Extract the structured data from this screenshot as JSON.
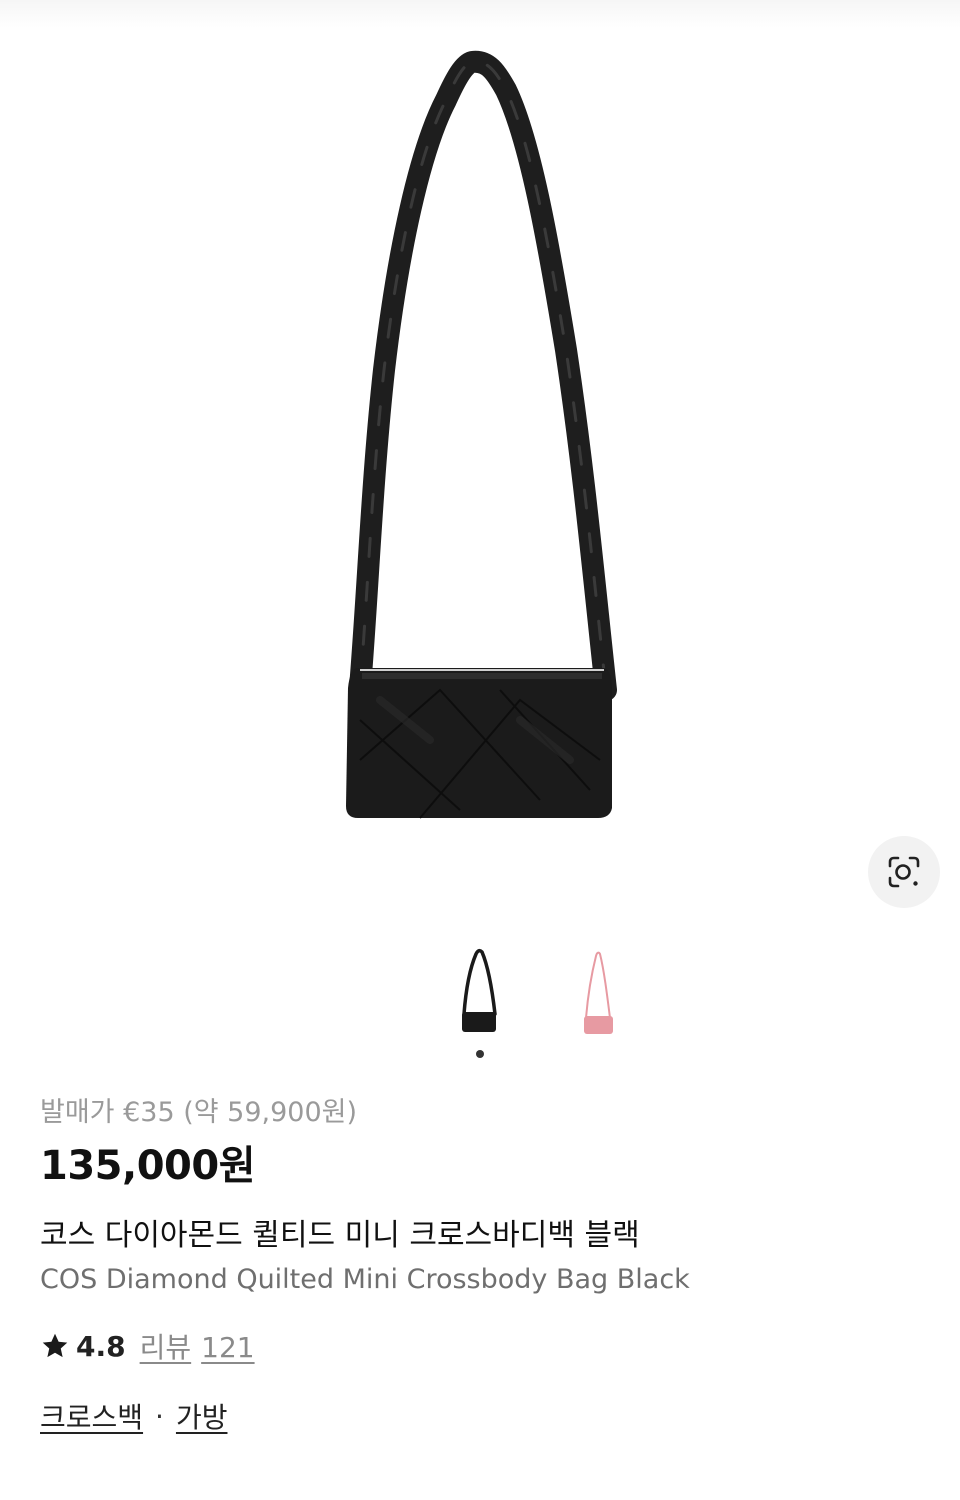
{
  "product": {
    "release_price": "발매가 €35 (약 59,900원)",
    "price": "135,000원",
    "name_ko": "코스 다이아몬드 퀼티드 미니 크로스바디백 블랙",
    "name_en": "COS Diamond Quilted Mini Crossbody Bag Black"
  },
  "rating": {
    "score": "4.8",
    "review_label": "리뷰",
    "review_count": "121"
  },
  "categories": {
    "primary": "크로스백",
    "separator": "·",
    "secondary": "가방"
  },
  "gallery": {
    "current_index": 1,
    "total": 2,
    "thumbnails": [
      {
        "color": "#1a1a1a"
      },
      {
        "color": "#e79aa2"
      }
    ]
  },
  "icons": {
    "lens": "image-search-icon",
    "star": "star-icon"
  }
}
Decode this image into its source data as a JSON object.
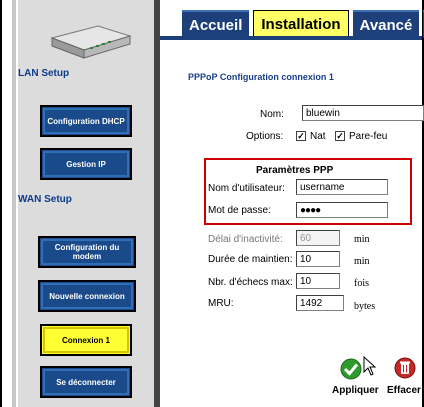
{
  "tabs": [
    {
      "label": "Accueil",
      "active": false
    },
    {
      "label": "Installation",
      "active": true
    },
    {
      "label": "Avancé",
      "active": false
    }
  ],
  "sidebar": {
    "lan_setup": "LAN Setup",
    "wan_setup": "WAN Setup",
    "buttons": [
      {
        "label": "Configuration DHCP"
      },
      {
        "label": "Gestion IP"
      },
      {
        "label": "Configuration du modem"
      },
      {
        "label": "Nouvelle connexion"
      },
      {
        "label": "Connexion 1",
        "active": true
      },
      {
        "label": "Se déconnecter"
      }
    ]
  },
  "main": {
    "heading": "PPPoP Configuration connexion 1",
    "name_label": "Nom:",
    "name_value": "bluewin",
    "options_label": "Options:",
    "nat_label": "Nat",
    "nat_checked": true,
    "firewall_label": "Pare-feu",
    "firewall_checked": true,
    "ppp_title": "Paramètres PPP",
    "user_label": "Nom d'utilisateur:",
    "user_value": "username",
    "pass_label": "Mot de passe:",
    "pass_value": "●●●●",
    "idle_label": "Délai d'inactivité:",
    "idle_value": "60",
    "idle_unit": "min",
    "keepalive_label": "Durée de maintien:",
    "keepalive_value": "10",
    "keepalive_unit": "min",
    "failures_label": "Nbr. d'échecs max:",
    "failures_value": "10",
    "failures_unit": "fois",
    "mru_label": "MRU:",
    "mru_value": "1492",
    "mru_unit": "bytes"
  },
  "actions": {
    "apply_label": "Appliquer",
    "delete_label": "Effacer"
  },
  "colors": {
    "tab_blue": "#1d3f7a",
    "active_yellow": "#ffff33",
    "highlight_red": "#d00000",
    "apply_green": "#2e9a2e",
    "delete_red": "#c62828"
  }
}
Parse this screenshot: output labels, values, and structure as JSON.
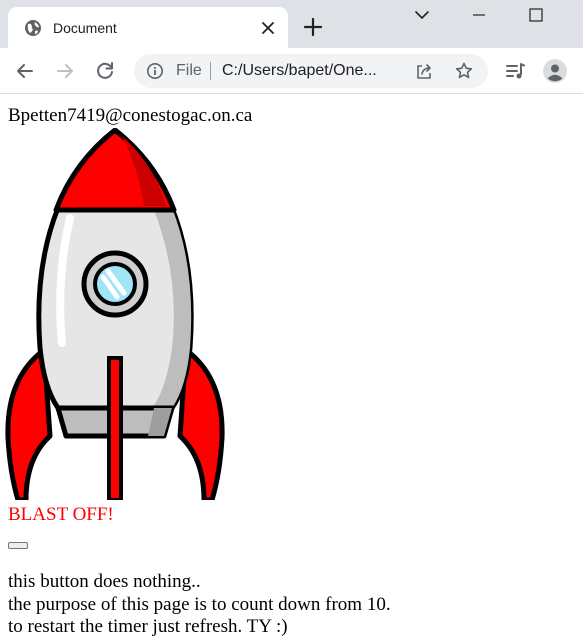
{
  "browser": {
    "tab": {
      "title": "Document",
      "favicon": "globe-icon",
      "close_icon": "close-icon"
    },
    "new_tab_icon": "plus-icon",
    "window_controls": [
      "chevron-down-icon",
      "minimize-icon",
      "maximize-icon"
    ],
    "toolbar": {
      "back_icon": "back-arrow-icon",
      "forward_icon": "forward-arrow-icon",
      "reload_icon": "reload-icon",
      "media_icon": "media-playlist-icon",
      "profile_icon": "profile-icon"
    },
    "omnibox": {
      "info_icon": "info-icon",
      "scheme": "File",
      "url": "C:/Users/bapet/One...",
      "share_icon": "share-icon",
      "star_icon": "star-icon"
    }
  },
  "page": {
    "email": "Bpetten7419@conestogac.on.ca",
    "rocket_image": "rocket-icon",
    "blast_text": "BLAST OFF!",
    "button_label": "",
    "lines": [
      "this button does nothing..",
      "the purpose of this page is to count down from 10.",
      "to restart the timer just refresh. TY :)"
    ],
    "colors": {
      "blast": "#ff0000",
      "rocket_red": "#ff0000",
      "rocket_body": "#e6e6e6",
      "window_glass": "#9fe4f7"
    }
  }
}
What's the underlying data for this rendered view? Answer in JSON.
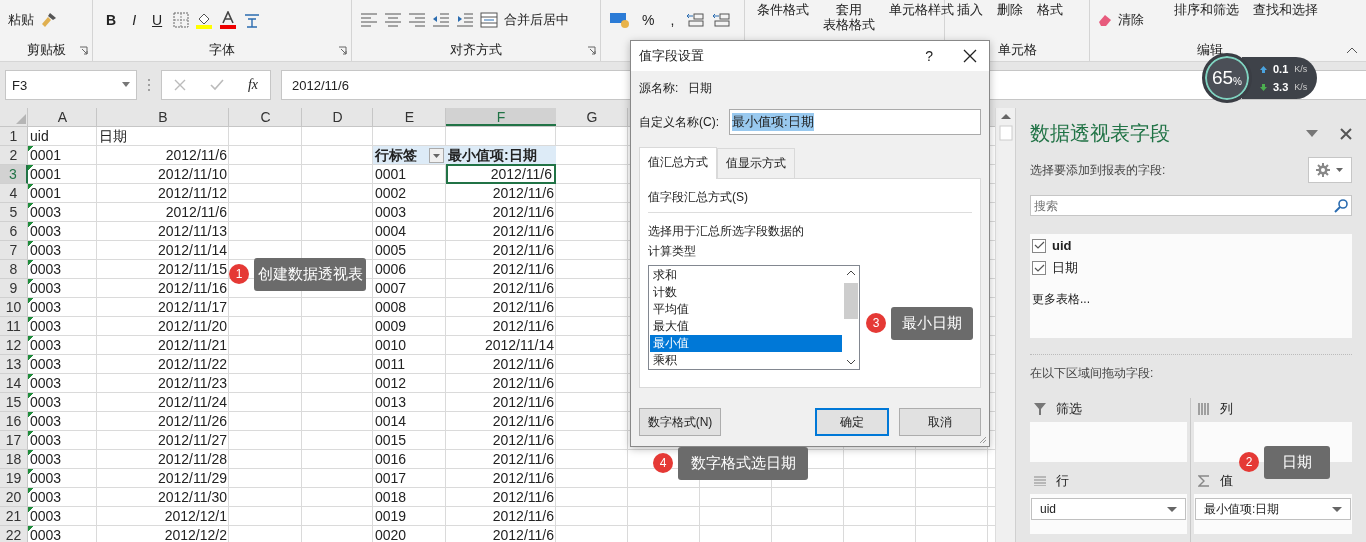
{
  "ribbon": {
    "groups": [
      {
        "label": "剪贴板",
        "items": [
          {
            "kind": "big",
            "label": "粘贴"
          }
        ]
      },
      {
        "label": "字体",
        "items": [
          {
            "kind": "char",
            "label": "B"
          },
          {
            "kind": "char",
            "label": "I"
          },
          {
            "kind": "char",
            "label": "U"
          }
        ]
      },
      {
        "label": "对齐方式",
        "items": [
          {
            "kind": "text",
            "label": "合并后居中"
          }
        ]
      },
      {
        "items": [
          {
            "kind": "char",
            "label": "%"
          },
          {
            "kind": "char",
            "label": ","
          }
        ]
      },
      {
        "items": [
          {
            "kind": "stack",
            "label": "条件格式"
          },
          {
            "kind": "stack",
            "label": "套用",
            "label2": "表格格式"
          },
          {
            "kind": "stack",
            "label": "单元格样式"
          }
        ]
      },
      {
        "label": "单元格",
        "items": [
          {
            "kind": "stack",
            "label": "插入"
          },
          {
            "kind": "stack",
            "label": "删除"
          },
          {
            "kind": "stack",
            "label": "格式"
          }
        ]
      },
      {
        "label": "编辑",
        "items": [
          {
            "kind": "small",
            "label": "清除"
          },
          {
            "kind": "stack",
            "label": "排序和筛选"
          },
          {
            "kind": "stack",
            "label": "查找和选择"
          }
        ]
      }
    ]
  },
  "formula_bar": {
    "name_box": "F3",
    "fx": "fx",
    "value": "2012/11/6"
  },
  "sheet": {
    "columns": [
      {
        "label": "A",
        "selected": false
      },
      {
        "label": "B",
        "selected": false
      },
      {
        "label": "C",
        "selected": false
      },
      {
        "label": "D",
        "selected": false
      },
      {
        "label": "E",
        "selected": false
      },
      {
        "label": "F",
        "selected": true
      },
      {
        "label": "G",
        "selected": false
      }
    ],
    "rows": [
      {
        "num": "1",
        "kind": "header",
        "selected": false,
        "flag": false,
        "a": "uid",
        "b": "日期"
      },
      {
        "num": "2",
        "kind": "pivot-header",
        "selected": false,
        "flag": true,
        "a": "0001",
        "b": "2012/11/6",
        "e": "行标签",
        "f": "最小值项:日期"
      },
      {
        "num": "3",
        "kind": "data",
        "selected": true,
        "flag": true,
        "a": "0001",
        "b": "2012/11/10",
        "e": "0001",
        "f": "2012/11/6"
      },
      {
        "num": "4",
        "kind": "data",
        "selected": false,
        "flag": true,
        "a": "0001",
        "b": "2012/11/12",
        "e": "0002",
        "f": "2012/11/6"
      },
      {
        "num": "5",
        "kind": "data",
        "selected": false,
        "flag": true,
        "a": "0003",
        "b": "2012/11/6",
        "e": "0003",
        "f": "2012/11/6"
      },
      {
        "num": "6",
        "kind": "data",
        "selected": false,
        "flag": true,
        "a": "0003",
        "b": "2012/11/13",
        "e": "0004",
        "f": "2012/11/6"
      },
      {
        "num": "7",
        "kind": "data",
        "selected": false,
        "flag": true,
        "a": "0003",
        "b": "2012/11/14",
        "e": "0005",
        "f": "2012/11/6"
      },
      {
        "num": "8",
        "kind": "data",
        "selected": false,
        "flag": true,
        "a": "0003",
        "b": "2012/11/15",
        "e": "0006",
        "f": "2012/11/6"
      },
      {
        "num": "9",
        "kind": "data",
        "selected": false,
        "flag": true,
        "a": "0003",
        "b": "2012/11/16",
        "e": "0007",
        "f": "2012/11/6"
      },
      {
        "num": "10",
        "kind": "data",
        "selected": false,
        "flag": true,
        "a": "0003",
        "b": "2012/11/17",
        "e": "0008",
        "f": "2012/11/6"
      },
      {
        "num": "11",
        "kind": "data",
        "selected": false,
        "flag": true,
        "a": "0003",
        "b": "2012/11/20",
        "e": "0009",
        "f": "2012/11/6"
      },
      {
        "num": "12",
        "kind": "data",
        "selected": false,
        "flag": true,
        "a": "0003",
        "b": "2012/11/21",
        "e": "0010",
        "f": "2012/11/14"
      },
      {
        "num": "13",
        "kind": "data",
        "selected": false,
        "flag": true,
        "a": "0003",
        "b": "2012/11/22",
        "e": "0011",
        "f": "2012/11/6"
      },
      {
        "num": "14",
        "kind": "data",
        "selected": false,
        "flag": true,
        "a": "0003",
        "b": "2012/11/23",
        "e": "0012",
        "f": "2012/11/6"
      },
      {
        "num": "15",
        "kind": "data",
        "selected": false,
        "flag": true,
        "a": "0003",
        "b": "2012/11/24",
        "e": "0013",
        "f": "2012/11/6"
      },
      {
        "num": "16",
        "kind": "data",
        "selected": false,
        "flag": true,
        "a": "0003",
        "b": "2012/11/26",
        "e": "0014",
        "f": "2012/11/6"
      },
      {
        "num": "17",
        "kind": "data",
        "selected": false,
        "flag": true,
        "a": "0003",
        "b": "2012/11/27",
        "e": "0015",
        "f": "2012/11/6"
      },
      {
        "num": "18",
        "kind": "data",
        "selected": false,
        "flag": true,
        "a": "0003",
        "b": "2012/11/28",
        "e": "0016",
        "f": "2012/11/6"
      },
      {
        "num": "19",
        "kind": "data",
        "selected": false,
        "flag": true,
        "a": "0003",
        "b": "2012/11/29",
        "e": "0017",
        "f": "2012/11/6"
      },
      {
        "num": "20",
        "kind": "data",
        "selected": false,
        "flag": true,
        "a": "0003",
        "b": "2012/11/30",
        "e": "0018",
        "f": "2012/11/6"
      },
      {
        "num": "21",
        "kind": "data",
        "selected": false,
        "flag": true,
        "a": "0003",
        "b": "2012/12/1",
        "e": "0019",
        "f": "2012/11/6"
      },
      {
        "num": "22",
        "kind": "data",
        "selected": false,
        "flag": true,
        "a": "0003",
        "b": "2012/12/2",
        "e": "0020",
        "f": "2012/11/6"
      }
    ]
  },
  "dialog": {
    "title": "值字段设置",
    "help": "?",
    "source_label": "源名称:",
    "source_value": "日期",
    "custom_label": "自定义名称(C):",
    "custom_value": "最小值项:日期",
    "tabs": [
      {
        "label": "值汇总方式",
        "selected": true
      },
      {
        "label": "值显示方式",
        "selected": false
      }
    ],
    "section": "值字段汇总方式(S)",
    "description": [
      "选择用于汇总所选字段数据的",
      "计算类型"
    ],
    "options": [
      {
        "label": "求和",
        "selected": false
      },
      {
        "label": "计数",
        "selected": false
      },
      {
        "label": "平均值",
        "selected": false
      },
      {
        "label": "最大值",
        "selected": false
      },
      {
        "label": "最小值",
        "selected": true
      },
      {
        "label": "乘积",
        "selected": false
      }
    ],
    "buttons": [
      {
        "label": "数字格式(N)",
        "kind": "plain"
      },
      {
        "label": "确定",
        "kind": "default"
      },
      {
        "label": "取消",
        "kind": "plain"
      }
    ]
  },
  "network_widget": {
    "percent": "65",
    "percent_unit": "%",
    "up": "0.1",
    "up_unit": "K/s",
    "down": "3.3",
    "down_unit": "K/s"
  },
  "pivot_pane": {
    "title": "数据透视表字段",
    "prompt": "选择要添加到报表的字段:",
    "search_placeholder": "搜索",
    "fields": [
      {
        "label": "uid",
        "checked": true,
        "bold": true
      },
      {
        "label": "日期",
        "checked": true,
        "bold": false
      }
    ],
    "more": "更多表格...",
    "drag_hint": "在以下区域间拖动字段:",
    "areas": [
      {
        "label": "筛选",
        "kind": "filter"
      },
      {
        "label": "列",
        "kind": "columns"
      },
      {
        "label": "行",
        "kind": "rows",
        "items": [
          "uid"
        ]
      },
      {
        "label": "值",
        "kind": "values",
        "items": [
          "最小值项:日期"
        ]
      }
    ]
  },
  "callouts": [
    {
      "number": "1",
      "text": "创建数据透视表"
    },
    {
      "number": "2",
      "text": "日期"
    },
    {
      "number": "3",
      "text": "最小日期"
    },
    {
      "number": "4",
      "text": "数字格式选日期"
    }
  ]
}
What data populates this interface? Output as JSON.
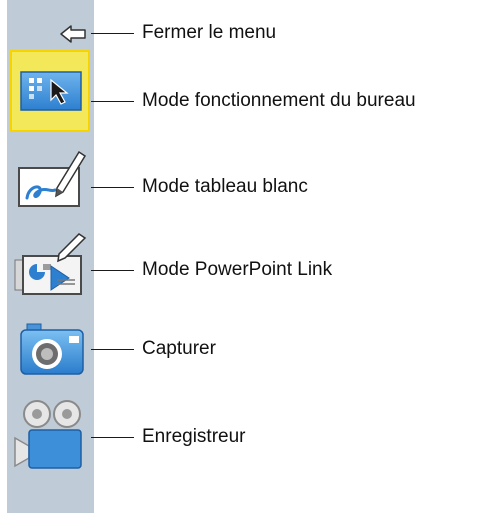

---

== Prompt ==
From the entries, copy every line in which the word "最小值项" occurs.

== Task output ==
        "f": "最小值项:日期"
    "custom_value": "最小值项:日期",
          "最小值项:日期"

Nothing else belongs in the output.